Tuesday, January 12, 2010

Confessions of a not so Dangerous Mind: Aspirations vs. Reality

Exile allows the werewolf plenty of time to think. Too much, sometimes. The werewolf is a late twenty-something with a liberal arts degree, MBA, and several years of diversified professional experience in financial services, tobacco, and politics. Although described by some as an eccentric, he's your average aspirational American white dude trying to make sense of this struggle called life.

We all dream of the ideal where, what, and who we are, or shall become. For the likes of Mr. Day (see previous post), it manifests itself rather tragically, and ends pathetically. For others, it matures on a more realistic level. One of the werewolf's closest friends, a hot-shot attorney, aspires to a judgeship. The werewolf has other friends who realistically aspire to things like being a good father, a respected writer and author, a successful entrepreneur, a senator, and so on. All admirable, some realistic, and each honest in its own way. He did have an acquaintance during his undergraduate at Emory who vociferously aspired to become a dictatorial Sri Lankan strongman, while also boasting about being in a pilates class with former First Lady Rosalyn Carter. (The werewolf still isn't sure which was weirder, the dictatorial dream, or lying about pilates with a former First Lady)

The werewolf has his own conundrum. If he could be the architect of fate, the werewolf would like to have been a great white hunter in Africa during the late 19th or early 20th century, or a Rhett Butler-esque gentleman mercenary, fighting for just, but lost causes. He'd have settled for being on the frontier of the British Empire during it's nascent stage development, or being an official in President Teddy Roosevelt's State Department. Sadly, those doors were slammed shut long before the werewolf was ever conceived, so he doesn't have to worry about being seduced into some pathetic lying scheme regarding the things he never can be. The werewolf is perfectly content with harboring and nurturing those pursuits in the wild wilderness of his imagination. In the meantime, the werewolf has settled for an aspiration of not living a life of quiet desperation. He knows the world will never be his oyster, but when exile ends, as long as it ends with something that has an element of excitement, travel, or pursuit of a cause (lost or not), but bigger than he, the werewolf will accept those terms and engage with the reckless vitality that has been pent-up in exile. He'll know when these terms present themselves. In the meantime, the werewolf will never run up the white flag of surrender or become beholden to boring conformity. That is something he'll never lie about, and will take to the grave. Here's to staying true and chasing aspirations.

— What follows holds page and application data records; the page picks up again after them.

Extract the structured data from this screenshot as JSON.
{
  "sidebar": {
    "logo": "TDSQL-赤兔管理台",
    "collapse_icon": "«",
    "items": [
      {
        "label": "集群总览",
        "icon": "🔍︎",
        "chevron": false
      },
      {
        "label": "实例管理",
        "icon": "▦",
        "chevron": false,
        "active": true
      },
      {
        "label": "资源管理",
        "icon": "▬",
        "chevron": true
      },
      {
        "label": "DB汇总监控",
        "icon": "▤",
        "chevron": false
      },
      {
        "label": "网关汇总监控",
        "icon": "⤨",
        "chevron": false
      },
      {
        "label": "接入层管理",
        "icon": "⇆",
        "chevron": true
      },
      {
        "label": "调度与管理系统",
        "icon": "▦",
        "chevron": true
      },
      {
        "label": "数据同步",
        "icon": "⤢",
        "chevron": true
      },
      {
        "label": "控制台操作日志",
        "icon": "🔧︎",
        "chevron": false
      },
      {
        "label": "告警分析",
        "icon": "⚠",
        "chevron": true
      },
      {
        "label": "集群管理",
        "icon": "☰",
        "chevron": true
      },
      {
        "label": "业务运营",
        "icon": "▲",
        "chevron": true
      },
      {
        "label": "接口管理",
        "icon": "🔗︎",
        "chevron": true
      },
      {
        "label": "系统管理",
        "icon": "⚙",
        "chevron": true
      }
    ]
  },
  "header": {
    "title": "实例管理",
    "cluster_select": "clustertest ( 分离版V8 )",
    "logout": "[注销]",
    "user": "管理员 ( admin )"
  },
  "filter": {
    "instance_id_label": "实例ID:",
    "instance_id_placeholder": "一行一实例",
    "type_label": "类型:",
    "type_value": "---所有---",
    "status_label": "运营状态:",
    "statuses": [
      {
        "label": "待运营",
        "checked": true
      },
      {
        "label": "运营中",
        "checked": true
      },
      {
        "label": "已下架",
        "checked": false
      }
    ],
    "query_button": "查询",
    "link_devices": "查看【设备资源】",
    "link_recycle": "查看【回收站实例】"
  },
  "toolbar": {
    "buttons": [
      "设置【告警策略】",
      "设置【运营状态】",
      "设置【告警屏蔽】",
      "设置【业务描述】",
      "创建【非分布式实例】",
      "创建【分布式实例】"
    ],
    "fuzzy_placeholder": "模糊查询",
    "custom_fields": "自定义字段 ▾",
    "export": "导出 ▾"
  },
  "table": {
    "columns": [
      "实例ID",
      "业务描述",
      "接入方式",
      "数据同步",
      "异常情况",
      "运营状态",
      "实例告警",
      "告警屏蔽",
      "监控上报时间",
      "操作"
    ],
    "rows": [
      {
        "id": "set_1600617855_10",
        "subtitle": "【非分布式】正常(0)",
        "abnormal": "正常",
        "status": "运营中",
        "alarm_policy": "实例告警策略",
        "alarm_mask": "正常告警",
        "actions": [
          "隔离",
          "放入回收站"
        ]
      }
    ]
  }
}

1 comment:

  1. One of the truths of life is that life is no one's oyster. There's better and there's worse, but we all constantly revise our expectations and wants upwards and downwards depending on where we are. That's why I agree with you completely that living a decent, meaningful life is all one can really hope for.